When you repeat the records, keep every word exact and drop each picture.

Input
*** Begin section ***

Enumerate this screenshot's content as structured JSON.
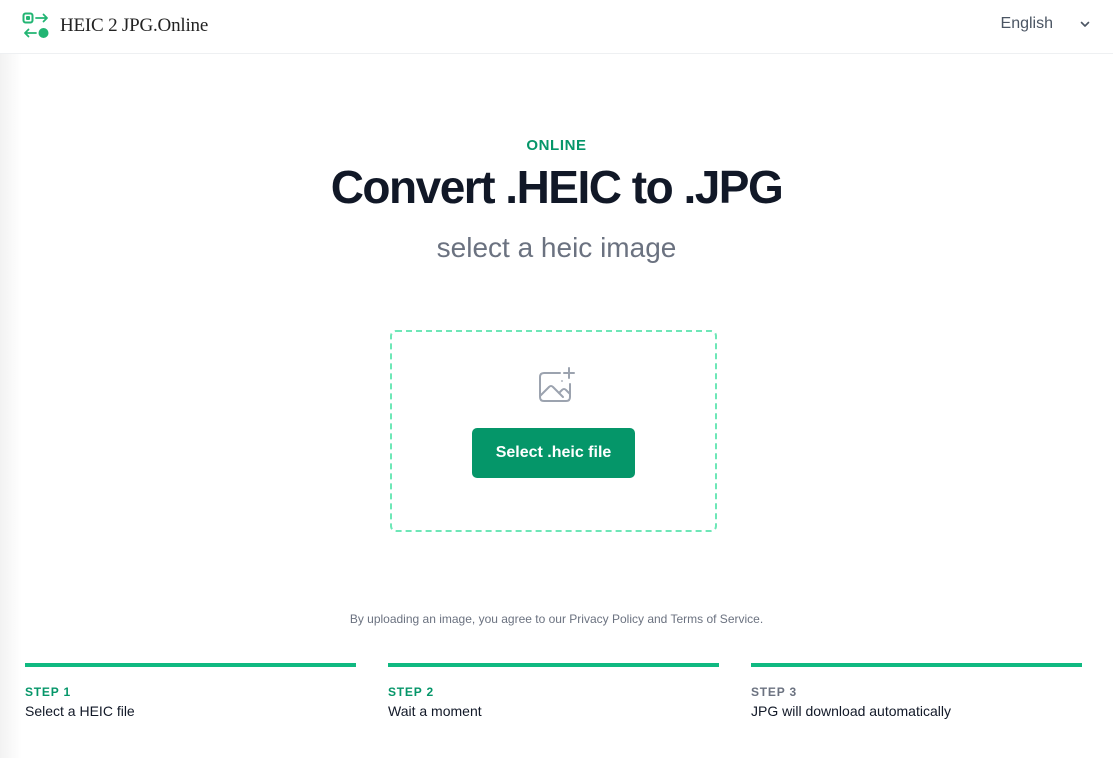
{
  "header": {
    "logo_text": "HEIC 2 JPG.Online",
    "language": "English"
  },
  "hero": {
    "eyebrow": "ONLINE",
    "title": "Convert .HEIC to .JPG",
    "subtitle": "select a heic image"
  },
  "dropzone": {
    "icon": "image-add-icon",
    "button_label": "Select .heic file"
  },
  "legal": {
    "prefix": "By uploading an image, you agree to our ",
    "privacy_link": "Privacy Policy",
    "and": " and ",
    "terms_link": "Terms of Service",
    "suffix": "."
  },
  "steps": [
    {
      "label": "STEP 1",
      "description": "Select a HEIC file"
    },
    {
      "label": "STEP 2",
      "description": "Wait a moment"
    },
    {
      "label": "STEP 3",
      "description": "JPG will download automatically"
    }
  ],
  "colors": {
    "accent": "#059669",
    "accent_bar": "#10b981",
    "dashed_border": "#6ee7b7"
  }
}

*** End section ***

Answer below
Enumerate this screenshot's content as structured JSON.
{
  "header": {
    "logo_text": "HEIC 2 JPG.Online",
    "language": "English"
  },
  "hero": {
    "eyebrow": "ONLINE",
    "title": "Convert .HEIC to .JPG",
    "subtitle": "select a heic image"
  },
  "dropzone": {
    "icon": "image-add-icon",
    "button_label": "Select .heic file"
  },
  "legal": {
    "prefix": "By uploading an image, you agree to our ",
    "privacy_link": "Privacy Policy",
    "and": " and ",
    "terms_link": "Terms of Service",
    "suffix": "."
  },
  "steps": [
    {
      "label": "STEP 1",
      "description": "Select a HEIC file"
    },
    {
      "label": "STEP 2",
      "description": "Wait a moment"
    },
    {
      "label": "STEP 3",
      "description": "JPG will download automatically"
    }
  ],
  "colors": {
    "accent": "#059669",
    "accent_bar": "#10b981",
    "dashed_border": "#6ee7b7"
  }
}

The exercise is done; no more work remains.